After lunch we walked to the Gothic Quarter and stopped into Els Quatre Gats (the Four Cats), a bar that was frequented by Picasso and other “bohemians” of his time. Although it’s probably not something that Picasso had in his day, we ordered a pitcher of Cava Sangria, and took a lot of photos.

After walking around the area for a little longer, it was time to prepare for the next Spanish meal – this time at Hisop, which prepares contemporary Catalan cuisine (think “innovative, hip dining”), where we experienced a tasting menu. This is a small restaurant owned by two young chefs, and it holds perhaps 24-34 people. The food was great and inventive, as you’d expect in a gastronomic restaurant in Barcelona. Spain has some of the most professionally trained wait staff, and Susanna our server (also a sommelier) explained every detail.

Hisop has a very hip black-red décor that also matches the wait staff’s outfits, the walls and the chairs. And the food is also part of the artwork of the room and the total dining experience. One idea that I’ll have to take back with me is the spray bottle of gin that was used to give the gin dessert an extra kick to the outside. And their chocolate-lavender cake was the best.
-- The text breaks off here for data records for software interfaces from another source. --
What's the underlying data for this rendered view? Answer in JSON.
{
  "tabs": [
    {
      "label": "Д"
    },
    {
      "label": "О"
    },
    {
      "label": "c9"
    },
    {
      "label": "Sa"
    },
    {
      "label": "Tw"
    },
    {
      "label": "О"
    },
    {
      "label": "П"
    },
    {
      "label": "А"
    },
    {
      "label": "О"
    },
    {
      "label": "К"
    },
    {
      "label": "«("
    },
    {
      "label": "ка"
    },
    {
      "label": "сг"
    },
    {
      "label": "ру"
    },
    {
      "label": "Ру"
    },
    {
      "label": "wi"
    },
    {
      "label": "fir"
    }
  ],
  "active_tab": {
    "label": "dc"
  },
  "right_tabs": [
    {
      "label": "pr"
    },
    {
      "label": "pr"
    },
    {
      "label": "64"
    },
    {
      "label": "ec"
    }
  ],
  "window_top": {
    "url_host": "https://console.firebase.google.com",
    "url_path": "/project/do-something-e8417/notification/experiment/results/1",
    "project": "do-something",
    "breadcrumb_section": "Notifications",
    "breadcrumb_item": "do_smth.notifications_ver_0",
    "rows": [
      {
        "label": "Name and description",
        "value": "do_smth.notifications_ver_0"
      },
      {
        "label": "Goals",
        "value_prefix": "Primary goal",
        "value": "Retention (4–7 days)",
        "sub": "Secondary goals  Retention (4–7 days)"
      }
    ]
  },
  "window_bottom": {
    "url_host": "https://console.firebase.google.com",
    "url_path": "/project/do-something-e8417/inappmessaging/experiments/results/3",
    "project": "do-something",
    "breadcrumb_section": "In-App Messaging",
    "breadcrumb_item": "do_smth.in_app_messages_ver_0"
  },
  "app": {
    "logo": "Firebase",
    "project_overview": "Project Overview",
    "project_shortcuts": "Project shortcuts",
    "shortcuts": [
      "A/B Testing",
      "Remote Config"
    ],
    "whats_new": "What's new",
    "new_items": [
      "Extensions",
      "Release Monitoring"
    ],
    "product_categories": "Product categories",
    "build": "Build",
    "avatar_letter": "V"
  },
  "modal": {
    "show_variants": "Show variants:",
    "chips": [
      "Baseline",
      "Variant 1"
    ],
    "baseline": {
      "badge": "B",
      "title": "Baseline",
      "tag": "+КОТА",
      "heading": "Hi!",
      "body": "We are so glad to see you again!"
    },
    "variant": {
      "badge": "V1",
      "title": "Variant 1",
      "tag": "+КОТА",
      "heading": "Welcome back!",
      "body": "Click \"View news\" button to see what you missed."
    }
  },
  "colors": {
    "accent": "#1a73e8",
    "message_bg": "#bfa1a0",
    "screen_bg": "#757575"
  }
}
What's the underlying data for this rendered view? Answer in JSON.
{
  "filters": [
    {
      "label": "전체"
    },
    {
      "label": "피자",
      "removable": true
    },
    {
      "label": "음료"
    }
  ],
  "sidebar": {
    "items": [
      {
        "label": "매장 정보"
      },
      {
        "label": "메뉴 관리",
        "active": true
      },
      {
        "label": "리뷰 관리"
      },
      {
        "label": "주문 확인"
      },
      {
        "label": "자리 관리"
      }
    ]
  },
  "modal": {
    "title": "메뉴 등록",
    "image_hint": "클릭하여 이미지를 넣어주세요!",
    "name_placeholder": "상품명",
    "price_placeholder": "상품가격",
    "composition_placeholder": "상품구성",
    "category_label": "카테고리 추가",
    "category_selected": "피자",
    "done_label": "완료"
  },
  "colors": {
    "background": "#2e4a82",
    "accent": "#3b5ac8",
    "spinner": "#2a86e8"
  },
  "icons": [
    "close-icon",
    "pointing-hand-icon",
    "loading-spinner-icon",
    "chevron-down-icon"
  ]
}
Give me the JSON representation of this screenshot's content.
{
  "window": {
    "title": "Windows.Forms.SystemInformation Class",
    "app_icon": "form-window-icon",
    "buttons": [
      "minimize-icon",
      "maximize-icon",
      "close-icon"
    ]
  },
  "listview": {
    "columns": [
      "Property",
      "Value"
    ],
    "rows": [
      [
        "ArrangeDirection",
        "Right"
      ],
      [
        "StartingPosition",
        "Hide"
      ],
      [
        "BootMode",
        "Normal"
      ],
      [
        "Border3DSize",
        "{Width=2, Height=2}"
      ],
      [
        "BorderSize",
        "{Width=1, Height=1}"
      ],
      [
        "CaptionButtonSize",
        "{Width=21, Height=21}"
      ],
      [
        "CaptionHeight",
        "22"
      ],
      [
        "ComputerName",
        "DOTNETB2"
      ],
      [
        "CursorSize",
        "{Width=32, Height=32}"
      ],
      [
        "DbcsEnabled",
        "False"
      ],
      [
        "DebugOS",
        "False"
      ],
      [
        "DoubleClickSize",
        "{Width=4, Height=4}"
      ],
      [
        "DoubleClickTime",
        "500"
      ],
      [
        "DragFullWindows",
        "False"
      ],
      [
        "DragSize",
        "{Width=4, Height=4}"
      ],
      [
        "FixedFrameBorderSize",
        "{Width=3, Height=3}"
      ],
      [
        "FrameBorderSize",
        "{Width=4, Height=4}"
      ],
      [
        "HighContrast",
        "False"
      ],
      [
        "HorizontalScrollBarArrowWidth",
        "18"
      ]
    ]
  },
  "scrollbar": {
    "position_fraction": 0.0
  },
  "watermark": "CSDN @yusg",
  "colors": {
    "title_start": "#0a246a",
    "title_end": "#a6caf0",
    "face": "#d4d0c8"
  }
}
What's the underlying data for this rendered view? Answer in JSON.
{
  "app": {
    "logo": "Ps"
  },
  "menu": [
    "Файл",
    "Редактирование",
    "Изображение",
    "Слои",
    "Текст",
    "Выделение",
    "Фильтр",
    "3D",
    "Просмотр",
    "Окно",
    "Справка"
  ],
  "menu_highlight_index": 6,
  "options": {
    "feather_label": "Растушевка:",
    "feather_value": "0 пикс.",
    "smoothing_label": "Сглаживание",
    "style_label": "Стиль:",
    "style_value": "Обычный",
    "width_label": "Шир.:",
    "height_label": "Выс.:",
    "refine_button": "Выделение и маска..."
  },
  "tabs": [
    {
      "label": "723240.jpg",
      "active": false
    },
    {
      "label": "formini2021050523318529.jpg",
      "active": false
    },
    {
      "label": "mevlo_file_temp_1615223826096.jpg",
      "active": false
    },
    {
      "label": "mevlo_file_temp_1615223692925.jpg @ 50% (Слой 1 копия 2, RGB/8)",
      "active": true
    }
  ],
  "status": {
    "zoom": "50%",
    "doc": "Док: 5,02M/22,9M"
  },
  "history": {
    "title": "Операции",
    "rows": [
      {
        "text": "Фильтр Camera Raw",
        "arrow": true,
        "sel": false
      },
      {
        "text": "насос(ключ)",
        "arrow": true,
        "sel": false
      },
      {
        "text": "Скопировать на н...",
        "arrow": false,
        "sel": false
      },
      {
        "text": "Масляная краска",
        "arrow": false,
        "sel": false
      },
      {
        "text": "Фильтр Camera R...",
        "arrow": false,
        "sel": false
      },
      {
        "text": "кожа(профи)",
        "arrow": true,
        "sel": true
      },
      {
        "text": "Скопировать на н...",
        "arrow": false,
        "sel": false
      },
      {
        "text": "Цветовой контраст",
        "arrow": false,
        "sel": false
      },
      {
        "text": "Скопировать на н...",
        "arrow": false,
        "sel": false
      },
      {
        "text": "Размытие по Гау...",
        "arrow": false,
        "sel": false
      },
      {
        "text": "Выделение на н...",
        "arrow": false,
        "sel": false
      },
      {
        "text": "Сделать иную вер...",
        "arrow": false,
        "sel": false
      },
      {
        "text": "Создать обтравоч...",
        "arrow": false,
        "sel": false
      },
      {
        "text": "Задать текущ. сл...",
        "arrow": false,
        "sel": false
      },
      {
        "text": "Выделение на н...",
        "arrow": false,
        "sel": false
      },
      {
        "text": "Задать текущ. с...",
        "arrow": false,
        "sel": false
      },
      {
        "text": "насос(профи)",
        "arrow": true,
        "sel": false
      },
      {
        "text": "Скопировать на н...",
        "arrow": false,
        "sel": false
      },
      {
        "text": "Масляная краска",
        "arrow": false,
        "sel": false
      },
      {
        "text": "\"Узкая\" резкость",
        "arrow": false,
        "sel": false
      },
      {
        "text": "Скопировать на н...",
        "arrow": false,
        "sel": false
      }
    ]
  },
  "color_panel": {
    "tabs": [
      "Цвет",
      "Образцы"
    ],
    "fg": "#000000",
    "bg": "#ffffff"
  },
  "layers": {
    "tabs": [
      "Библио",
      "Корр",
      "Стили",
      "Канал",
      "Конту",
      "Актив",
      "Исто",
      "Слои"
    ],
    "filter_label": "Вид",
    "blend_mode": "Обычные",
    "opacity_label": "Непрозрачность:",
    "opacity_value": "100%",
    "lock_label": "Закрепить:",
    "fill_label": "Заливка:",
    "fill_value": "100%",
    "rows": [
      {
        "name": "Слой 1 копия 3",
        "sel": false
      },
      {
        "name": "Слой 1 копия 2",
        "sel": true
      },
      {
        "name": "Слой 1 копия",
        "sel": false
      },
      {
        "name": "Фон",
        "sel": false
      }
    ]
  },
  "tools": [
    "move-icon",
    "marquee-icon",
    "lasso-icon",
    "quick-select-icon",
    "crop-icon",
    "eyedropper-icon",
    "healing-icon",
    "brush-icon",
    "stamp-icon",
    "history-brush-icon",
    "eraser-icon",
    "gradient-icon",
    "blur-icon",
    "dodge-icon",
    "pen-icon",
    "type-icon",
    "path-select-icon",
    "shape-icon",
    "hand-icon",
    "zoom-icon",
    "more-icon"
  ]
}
We arrived at 9:00 p.m. and left around 12:45 a.m. Some of us wanted to be like the Catalans, and let the evening just begin, but the reality is that we depart tomorrow at 8 a.m., and there’s still too much to do before check-out.

Originally Published in 2008.